Make language come alive and have value, make language worth learning
Dr John Hind, principal at Dame Allan’s Schools, looks at the importance of offering innovative opportunities to make languages worth learning.
Following reports on the drop in entries to GCSE modern foreign languages, Dr John Hind details his schools' initiatives to help combat this decline.
The Dame Allan’s perspective is, perhaps, quite an unusual one for the independent sector in that we do not make the study of a modern foreign language compulsory at GCSE. However, take up is strong – around 80% of our pupils typically choose to continue their studies in French, Spanish or German and each language has a significant take up at A-level.
Perhaps part of the reason for this lies in the opportunities we offer to make use of the languages learned. Friday 30 November saw the opening of the Relais de La Mémoire Conference in our schools. For the fourth time since we joined Relais in 2004 we hosted students from schools in France, Austria, Germany and Poland. Founded as the youth wing of Mémoire des Déportés et Résistants d’Europe, Relais exists to prevent the horrors of past wars being revisited in Europe; its motto ‘La Mémoire construit l’Avenir’ encapsulating its purpose. This year the conference has focused on women and war with keynote speakers Yvonne Ridley and Professor Martin Pugh and ‘tables rondes’ discussions led by guests focusing on topics including the work of Médecins Sans Frontières, the life of Anne Frank and first hand experiences of the Rwandan genocide. Traditionally too, the conference explores creative and artistic responses to the main themes, with groups producing dance, music, dramatic, artistic and poetic responses to the stimulus material to which they have been exposed.
In each of these circumstances, young people are required to converse in different languages – French being predominant – about real life issues. Rather than learning by rote in a classroom, (and the demise of the ‘old GCSE’ is much to be applauded in that regard), students have the opportunity to discuss things that matter to them and to explore the limits of their language skills in doing do. It can be taxing – dusting off my school French and German for the opening assembly was difficult enough, just a sentence in Polish was an even greater challenge – but it is that experience of using language that brings it alive and gives it a purpose.

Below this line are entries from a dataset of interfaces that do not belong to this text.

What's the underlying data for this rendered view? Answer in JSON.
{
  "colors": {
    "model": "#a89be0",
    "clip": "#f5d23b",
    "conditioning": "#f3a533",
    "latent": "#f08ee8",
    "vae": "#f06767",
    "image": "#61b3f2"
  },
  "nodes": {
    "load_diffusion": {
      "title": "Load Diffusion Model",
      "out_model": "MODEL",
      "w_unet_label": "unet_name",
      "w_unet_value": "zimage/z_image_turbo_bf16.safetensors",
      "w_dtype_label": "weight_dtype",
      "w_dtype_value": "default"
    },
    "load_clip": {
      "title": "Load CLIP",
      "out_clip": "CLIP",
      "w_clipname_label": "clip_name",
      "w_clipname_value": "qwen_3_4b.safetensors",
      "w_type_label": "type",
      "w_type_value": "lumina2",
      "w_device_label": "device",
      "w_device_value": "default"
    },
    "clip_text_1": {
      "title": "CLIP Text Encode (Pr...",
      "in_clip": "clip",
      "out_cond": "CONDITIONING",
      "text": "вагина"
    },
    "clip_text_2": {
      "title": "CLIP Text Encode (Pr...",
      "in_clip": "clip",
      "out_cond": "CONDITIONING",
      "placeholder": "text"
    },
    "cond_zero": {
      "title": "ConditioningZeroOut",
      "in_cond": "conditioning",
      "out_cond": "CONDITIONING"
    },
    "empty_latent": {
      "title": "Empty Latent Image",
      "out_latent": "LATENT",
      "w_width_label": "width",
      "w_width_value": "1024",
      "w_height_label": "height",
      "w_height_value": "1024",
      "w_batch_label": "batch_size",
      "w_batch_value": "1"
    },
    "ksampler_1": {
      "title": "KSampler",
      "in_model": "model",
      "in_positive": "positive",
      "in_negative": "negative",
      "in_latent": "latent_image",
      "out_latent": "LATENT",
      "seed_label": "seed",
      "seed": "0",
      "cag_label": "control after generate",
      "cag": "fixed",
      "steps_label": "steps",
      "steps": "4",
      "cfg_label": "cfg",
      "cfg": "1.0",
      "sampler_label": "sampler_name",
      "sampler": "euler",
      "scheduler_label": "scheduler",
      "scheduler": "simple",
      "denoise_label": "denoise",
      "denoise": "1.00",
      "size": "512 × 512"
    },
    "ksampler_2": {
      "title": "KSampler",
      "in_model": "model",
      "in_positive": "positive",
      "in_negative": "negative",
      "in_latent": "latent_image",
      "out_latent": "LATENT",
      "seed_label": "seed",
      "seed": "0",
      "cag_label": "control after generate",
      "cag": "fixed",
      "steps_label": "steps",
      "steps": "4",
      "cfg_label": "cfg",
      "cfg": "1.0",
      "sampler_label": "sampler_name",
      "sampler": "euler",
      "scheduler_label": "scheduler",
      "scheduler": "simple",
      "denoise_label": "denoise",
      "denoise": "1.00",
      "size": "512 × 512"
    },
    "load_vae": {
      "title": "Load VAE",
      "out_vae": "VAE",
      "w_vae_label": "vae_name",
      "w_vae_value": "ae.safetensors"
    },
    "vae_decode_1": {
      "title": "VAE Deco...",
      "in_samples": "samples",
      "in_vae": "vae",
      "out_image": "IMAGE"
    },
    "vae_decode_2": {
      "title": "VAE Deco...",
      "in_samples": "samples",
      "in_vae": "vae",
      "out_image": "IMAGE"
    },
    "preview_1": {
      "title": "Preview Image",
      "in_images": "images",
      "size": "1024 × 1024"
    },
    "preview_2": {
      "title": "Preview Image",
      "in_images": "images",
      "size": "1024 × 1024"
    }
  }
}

And, of course, this year’s conference has a special significance. With our relationship with Europe at the top of the news agenda, it is vital that the tradition of studying other cultures through their languages continues. Now of all times we must strive to prevent our culture becoming a wall between ourselves and those who share different cultures and backgrounds. Indeed, it is by learning about those cultures that we enrich ourselves and also promote friendship and cooperation with others. It is that commitment to working collaboratively to ensure the horrors of the past are never repeated in Europe that underscores the very existence of Relais de la Mémoire, and which teaches us that what unites us – our common humanity and respect for our fellow men and women – is much stronger than any language, race or cultural issues which might divide us. The founders of the Déportés et Résistants d’Europe were great men and women like Stephan Hessel; listening to them speak their language and engaging with others in discussing their words makes the language come alive and have value: it makes languages worth learning.